Dec. 15, 2015, © Leeham Co: LNC’s Bjorn Fehrm started a firestorm of discussion last Friday with his Corner about twins-vs-quads column. His focus was on the Very
Large Aircraft sector. Overlooked in all of the discussion was a piece of information LNC wrote April 6 from an interview with Alan Epstein, VP of technology and environment of Pratt & Whitney, in which he mused that quads could make a comeback—on smaller airplanes.
The original article was behind our Paywall, but the Summary with this reference was in the freewall portion. We’ve now opened the article to full freewall and it may be found here.
“Getting more efficiency from engines means the use of more advance materials, evolving and new technology but larger fans have traditionally been a key to gains. The 81 inch fan on PW’s Geared Turbo Fan on the A320neo is pushing the engine size on the single-aisle airplane in traditional configuration, Epstein says,” we wrote at the time.
“’It looks like you can get one more iteration at…taxi weight limits and longer landing gear. You could go for four engines,’ Epstein says—an idea that is counter-intuitive to trends since the introduction of the Boeing 757 for high-performance, 3,500nm-4,000nm aircraft, intended to replace the three-engine, mid-range Boeing 727-200A,” LNC wrote.
Maintenance costs of large engines on aircraft the size of the Boeing 777-300ER and the forthcoming 777-8/9 are huge and work against the secondary market of these aircraft. The smaller Airbus A350 and A330 have lower maintenance costs but the MRO costs of the 787s, and particularly their composite, intricately-designed nacelles, are more expensive than early customers figured into their cost equations, according to Market Intelligence.
“The idea of a four-engine single-aisle aircraft raises immediate questions about fuel burn and maintenance costs of four vs two. While our own analysis, with respect to the Airbus A380, concludes the four-engine maintenance cost perception is overblown, Epstein points out that if an airplane needs 80,000 lbs of thrust (for example), this may be achieved with two 40k or four 20k engines. Maintenance costs for four engines can be achieved for the price of two, he says,” LNC wrote in April.
Based on LNC’s discussions with engine experts, there is no likelihood of a four-engine single-aisle airplane in the next 10-15 years. But looking beyond 2030 could be another matter.

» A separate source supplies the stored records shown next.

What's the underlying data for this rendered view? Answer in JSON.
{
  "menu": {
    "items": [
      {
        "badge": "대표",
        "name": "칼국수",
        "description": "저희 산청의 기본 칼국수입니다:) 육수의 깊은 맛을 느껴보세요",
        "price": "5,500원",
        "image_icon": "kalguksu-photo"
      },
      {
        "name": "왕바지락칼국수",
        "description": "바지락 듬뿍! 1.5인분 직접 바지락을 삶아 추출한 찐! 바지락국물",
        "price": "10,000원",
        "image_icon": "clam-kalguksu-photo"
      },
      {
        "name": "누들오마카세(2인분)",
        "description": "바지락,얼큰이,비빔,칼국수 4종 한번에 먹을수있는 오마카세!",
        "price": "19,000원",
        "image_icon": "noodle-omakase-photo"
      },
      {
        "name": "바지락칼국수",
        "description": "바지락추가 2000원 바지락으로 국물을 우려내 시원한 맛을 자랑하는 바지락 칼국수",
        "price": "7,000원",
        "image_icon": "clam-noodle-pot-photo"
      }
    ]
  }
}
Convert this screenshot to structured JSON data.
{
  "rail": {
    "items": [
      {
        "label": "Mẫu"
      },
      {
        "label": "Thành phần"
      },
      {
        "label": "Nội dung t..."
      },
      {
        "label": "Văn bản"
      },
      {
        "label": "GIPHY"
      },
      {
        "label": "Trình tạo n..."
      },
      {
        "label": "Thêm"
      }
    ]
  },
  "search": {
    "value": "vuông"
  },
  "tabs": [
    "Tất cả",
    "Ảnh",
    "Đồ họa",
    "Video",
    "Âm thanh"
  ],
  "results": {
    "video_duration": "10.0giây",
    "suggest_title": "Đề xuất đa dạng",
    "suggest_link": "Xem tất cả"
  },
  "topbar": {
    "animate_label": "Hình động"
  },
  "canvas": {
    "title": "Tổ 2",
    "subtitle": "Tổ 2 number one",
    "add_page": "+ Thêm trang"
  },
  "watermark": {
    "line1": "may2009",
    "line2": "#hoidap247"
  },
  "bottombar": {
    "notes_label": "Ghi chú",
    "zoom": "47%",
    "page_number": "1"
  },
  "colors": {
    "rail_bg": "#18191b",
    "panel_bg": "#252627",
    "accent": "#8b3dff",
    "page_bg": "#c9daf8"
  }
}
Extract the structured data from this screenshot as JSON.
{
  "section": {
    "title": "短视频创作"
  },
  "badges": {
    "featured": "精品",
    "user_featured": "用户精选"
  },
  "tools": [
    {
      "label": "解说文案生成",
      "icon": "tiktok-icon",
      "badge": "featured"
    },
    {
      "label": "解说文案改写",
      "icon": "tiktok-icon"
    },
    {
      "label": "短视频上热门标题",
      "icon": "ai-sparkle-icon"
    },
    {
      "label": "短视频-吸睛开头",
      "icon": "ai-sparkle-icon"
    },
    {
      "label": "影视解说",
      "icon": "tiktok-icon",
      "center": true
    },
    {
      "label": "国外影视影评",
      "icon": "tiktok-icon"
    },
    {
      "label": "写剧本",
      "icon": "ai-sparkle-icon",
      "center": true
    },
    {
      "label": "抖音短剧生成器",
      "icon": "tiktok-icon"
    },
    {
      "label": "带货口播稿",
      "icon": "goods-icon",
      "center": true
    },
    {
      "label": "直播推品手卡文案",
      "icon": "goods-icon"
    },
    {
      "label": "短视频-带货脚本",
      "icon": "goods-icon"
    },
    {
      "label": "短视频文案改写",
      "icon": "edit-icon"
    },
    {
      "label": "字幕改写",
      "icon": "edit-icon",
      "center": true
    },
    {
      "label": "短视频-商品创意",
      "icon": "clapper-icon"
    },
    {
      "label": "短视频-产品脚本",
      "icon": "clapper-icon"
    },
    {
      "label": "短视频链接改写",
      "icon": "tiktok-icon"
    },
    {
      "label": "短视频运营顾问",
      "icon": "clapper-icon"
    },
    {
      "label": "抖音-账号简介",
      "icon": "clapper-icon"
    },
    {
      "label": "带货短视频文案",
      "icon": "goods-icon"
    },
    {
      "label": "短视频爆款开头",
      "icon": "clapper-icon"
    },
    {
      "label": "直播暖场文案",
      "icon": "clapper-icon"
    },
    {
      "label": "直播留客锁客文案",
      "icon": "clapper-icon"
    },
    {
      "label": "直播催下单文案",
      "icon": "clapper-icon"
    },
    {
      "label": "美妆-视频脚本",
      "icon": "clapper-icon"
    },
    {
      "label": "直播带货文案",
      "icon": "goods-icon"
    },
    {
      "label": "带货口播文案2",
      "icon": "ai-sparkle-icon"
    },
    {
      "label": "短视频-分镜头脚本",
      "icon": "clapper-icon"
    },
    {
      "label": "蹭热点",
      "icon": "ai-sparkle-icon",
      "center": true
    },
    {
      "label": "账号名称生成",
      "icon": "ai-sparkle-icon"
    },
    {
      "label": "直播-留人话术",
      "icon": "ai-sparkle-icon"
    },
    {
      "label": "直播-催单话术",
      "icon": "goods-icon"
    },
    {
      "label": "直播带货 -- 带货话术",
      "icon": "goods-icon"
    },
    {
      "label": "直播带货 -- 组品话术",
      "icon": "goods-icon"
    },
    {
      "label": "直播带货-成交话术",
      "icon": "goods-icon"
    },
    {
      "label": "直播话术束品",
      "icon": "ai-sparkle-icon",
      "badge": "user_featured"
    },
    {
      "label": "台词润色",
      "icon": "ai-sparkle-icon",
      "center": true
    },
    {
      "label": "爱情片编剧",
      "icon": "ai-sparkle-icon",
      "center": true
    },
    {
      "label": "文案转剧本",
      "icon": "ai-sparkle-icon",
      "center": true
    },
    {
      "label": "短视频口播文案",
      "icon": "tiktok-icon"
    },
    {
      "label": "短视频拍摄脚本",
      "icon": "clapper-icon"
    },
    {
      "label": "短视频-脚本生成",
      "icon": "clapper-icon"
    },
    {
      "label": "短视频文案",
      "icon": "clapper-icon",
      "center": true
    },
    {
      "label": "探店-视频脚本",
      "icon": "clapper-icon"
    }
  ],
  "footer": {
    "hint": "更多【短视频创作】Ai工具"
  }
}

The choice between conventional jet engines and the prospect of Open Rotors is not dead, either, despite an apparent cooling of the latter idea in recent times.
While many readers overlooked the fine nuances of Fehrm’s analysis last week—notably the per-seat application of costs and the capital costs of used airplanes—the future is likely to bring some designs that defy today’s conventional wisdom.